"The Covenant seeks unity on the basis of our churches’ historical roots and seems ignorant of the fact that churches have moved away from those roots, possibly growing in quite different directions. This fact should have led to a generous acceptance in the Covenant, but we see instead quite the opposite: a rejection of differences and an insistence on a reactionary view of what the Anglican churches must be."
As we discussed earlier, one problem is that Dr. Williams and the supporters of the proposal conflate unity and uniformity. As the Lutherans and Episcopalians demonstrate this is neither necessary nor wise.
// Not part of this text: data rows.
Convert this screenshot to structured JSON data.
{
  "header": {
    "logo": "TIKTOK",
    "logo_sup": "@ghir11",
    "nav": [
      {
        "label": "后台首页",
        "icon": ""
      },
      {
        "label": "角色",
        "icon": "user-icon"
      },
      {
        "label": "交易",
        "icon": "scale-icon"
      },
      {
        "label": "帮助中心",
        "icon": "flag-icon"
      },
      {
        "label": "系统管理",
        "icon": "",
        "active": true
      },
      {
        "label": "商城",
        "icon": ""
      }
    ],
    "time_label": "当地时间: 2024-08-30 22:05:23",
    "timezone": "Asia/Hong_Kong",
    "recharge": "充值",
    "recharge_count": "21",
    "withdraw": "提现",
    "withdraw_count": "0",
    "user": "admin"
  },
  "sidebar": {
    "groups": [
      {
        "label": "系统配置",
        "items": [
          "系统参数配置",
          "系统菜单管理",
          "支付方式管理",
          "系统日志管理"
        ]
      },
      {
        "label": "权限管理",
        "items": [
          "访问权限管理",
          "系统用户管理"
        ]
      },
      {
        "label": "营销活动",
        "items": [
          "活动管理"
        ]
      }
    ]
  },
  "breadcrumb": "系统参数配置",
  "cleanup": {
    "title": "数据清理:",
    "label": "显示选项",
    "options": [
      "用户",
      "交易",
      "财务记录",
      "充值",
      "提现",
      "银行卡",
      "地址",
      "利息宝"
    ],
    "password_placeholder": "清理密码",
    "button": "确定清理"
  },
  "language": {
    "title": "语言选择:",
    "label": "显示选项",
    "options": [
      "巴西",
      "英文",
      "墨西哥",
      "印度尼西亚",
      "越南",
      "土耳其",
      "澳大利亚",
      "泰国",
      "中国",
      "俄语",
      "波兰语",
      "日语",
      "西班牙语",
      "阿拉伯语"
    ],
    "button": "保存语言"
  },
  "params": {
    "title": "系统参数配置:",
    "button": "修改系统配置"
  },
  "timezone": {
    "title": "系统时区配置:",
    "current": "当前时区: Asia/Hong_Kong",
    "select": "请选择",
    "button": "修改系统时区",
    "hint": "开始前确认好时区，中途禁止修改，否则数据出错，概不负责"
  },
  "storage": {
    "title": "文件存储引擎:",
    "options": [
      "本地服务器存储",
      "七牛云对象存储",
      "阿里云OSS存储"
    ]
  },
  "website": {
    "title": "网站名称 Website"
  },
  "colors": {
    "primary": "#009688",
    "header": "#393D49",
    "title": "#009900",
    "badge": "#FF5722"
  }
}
We are not all alike and the effort to make us appear to be is doomed.
It is also interesting to consider how confused we permit ourselves to be in the Lutheran / Episcopal agreement. It is possible to imagine an Episcopalian deacon serving a Presbyterian minister in a Lutheran church without any communion between Episcopalians and Presbyterians! Ugandan not so much.
Thanks for the research. It is indeed instructive.
Thanks for this post. We actually wrote the "full communion" definition while drafting Called To Common Mission. The term had been used for years (primarily by the Lutherans and their ecumenical partners), but there was no clear definition. I agree with you that CCM, and perhaps other ecumenical agreements, are much healthier expressions of a "missional covenant" than the proposed Anglican Covenant. Thanks for raising this...ReplyDelete
Bishop Chris Epting